Can this summer romance survive the chill of autumn as well as the winds of time?
Probably habitually, I so often egregiously shift into excessive verbal erudition, that I even had to swear off speaking to myself! Nonetheless, discussing Shake the Stars, this beautiful and satisfying novel, once again induces me to start my criticism-review with an intellectual aside.
So! A musical tone poem usually is a symphonic piece which, through the use of instrumental sounds, abstractly attempts to represent or generate the “feeling” of a particular story, image, or mood. A literary tone poem or fictional piece employs the writer’s words to convey an attitude toward its subject, material and/or audience. It’s the emotional meaning or the emotional coloring of those words driving the reader into focus with the atmosphere or mood the literary tone creates.
And through the fine use of shifting emotion and coloration, V L Locey has produced Shake the Stars. The story’s texture is so well constructed as to reflect what is currently happening, that it almost lost me at the beginning, when that coloration is lightly reflexive of the meeting of our not-quite fully matured heroes. They’re at a Poconos resort. While the time and place bring to mind Dirty Dancing, the tone and repartee do more – fearlessly making specific reference to that film. [“I swear if there is a sexy dance instructor and some girl named Baby at this lodge . . .”] The opening writing is appropriately exuberant, youthful and questioning of the main characters’ circumstances. The reader’s first impression may well be of diving into an only moderately successful pot boiler, but this is merely the well-crafted introductory tone of this lyrical novel.
Having well-introduced Khalid and Dane, the author then delves into their background stories, their growing emotional and physical relationship (Hooray for lots of hot, new, young sex!) and the pointed life difficulties they are facing. Not to abuse my musical trope, but the novel’s “opening movement” is laced with several important light motifs, such as Khalid’s modern interpretation of his religion, or the symbolism of Dane’s various phobias, as to all of which future references will be made.
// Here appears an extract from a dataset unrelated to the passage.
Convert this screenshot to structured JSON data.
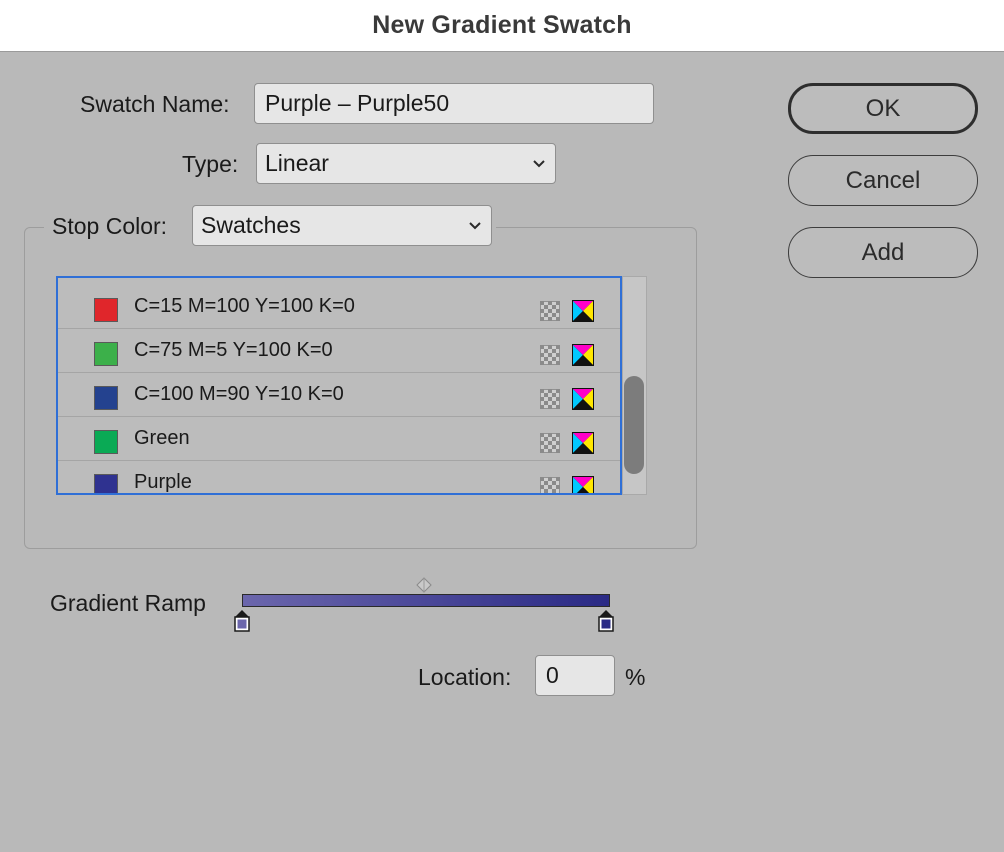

Just about as we become inured to the idiosyncracies of our main characters, and those of their well-drawn family members, there is a total change in the very sound and feeling of the story. We find ourselves in the next “movement,” in which the location has changed, our people have matured and face different issues, and the author’s pace and language evolves to reflect this.
Finally, the novel’s superb construction flows into the coda and our desired HEA. Again, the language changes in tone to match our place in the main characters’ lives.
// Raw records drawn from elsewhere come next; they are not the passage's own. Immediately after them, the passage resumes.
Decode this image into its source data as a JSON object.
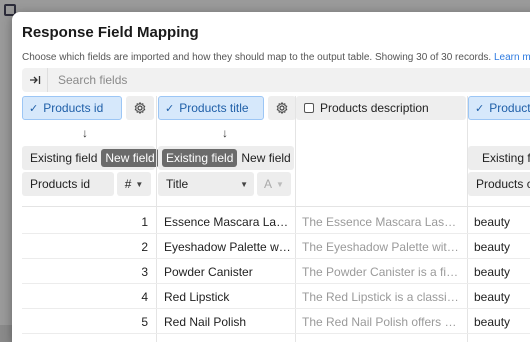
{
  "dialog": {
    "title": "Response Field Mapping",
    "description": "Choose which fields are imported and how they should map to the output table. Showing 30 of 30 records.",
    "learn_more": "Learn m"
  },
  "search": {
    "placeholder": "Search fields"
  },
  "columns": [
    {
      "header": "Products id",
      "selected": true,
      "toggle_left": "Existing field",
      "toggle_right": "New field",
      "active": "new",
      "mapped_name": "Products id",
      "type_icon": "#"
    },
    {
      "header": "Products title",
      "selected": true,
      "toggle_left": "Existing field",
      "toggle_right": "New field",
      "active": "existing",
      "mapped_name": "Title",
      "type_icon": "A"
    },
    {
      "header": "Products description",
      "selected": false
    },
    {
      "header": "Products",
      "selected": true,
      "toggle_left": "Existing fi",
      "mapped_name": "Products c"
    }
  ],
  "rows": [
    {
      "id": "1",
      "title": "Essence Mascara Lash…",
      "description": "The Essence Mascara Lash P…",
      "category": "beauty"
    },
    {
      "id": "2",
      "title": "Eyeshadow Palette wit…",
      "description": "The Eyeshadow Palette with …",
      "category": "beauty"
    },
    {
      "id": "3",
      "title": "Powder Canister",
      "description": "The Powder Canister is a fine…",
      "category": "beauty"
    },
    {
      "id": "4",
      "title": "Red Lipstick",
      "description": "The Red Lipstick is a classic …",
      "category": "beauty"
    },
    {
      "id": "5",
      "title": "Red Nail Polish",
      "description": "The Red Nail Polish offers a r…",
      "category": "beauty"
    }
  ],
  "colors": {
    "selected_header": "#d6e8fb",
    "toggle_active": "#6b6b6b",
    "link": "#2f7be0"
  }
}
Ms. Locey’s phraseology is absolutely grand, changing tone to match the novel’s ebb and flow. Here, taste some:
Ex. 1 – “This lodge was my great aunt Bitty only draftier.”
Ex. 2 – “Is this lodge filled with nothing but middle-class, white, suburban Catholics who are trying to appear to be upper-class, Manhattan Jews?” Ex. 3 – “Desire . . . made them feel hot inside, like an oven on low.” One more, Ex. 4 – “Curiosity and rudeness are twin stones on the same tiara.” There as so many more delicious bites to ingest.
Of course, oddities do occur. It took me several moments to parse: “Khalid’s pants were as loud as mine.” – before realizing it was not a fashion comment!
Sticking to my trope, I’m aware that my temptation to voraciously provide you with quotes from Shake the Stars, is the equivalence of my humming various themes from a musical piece to intrigue a potential listener.
Don’t listen to me hum! Run out and read this marvelous work for yourself!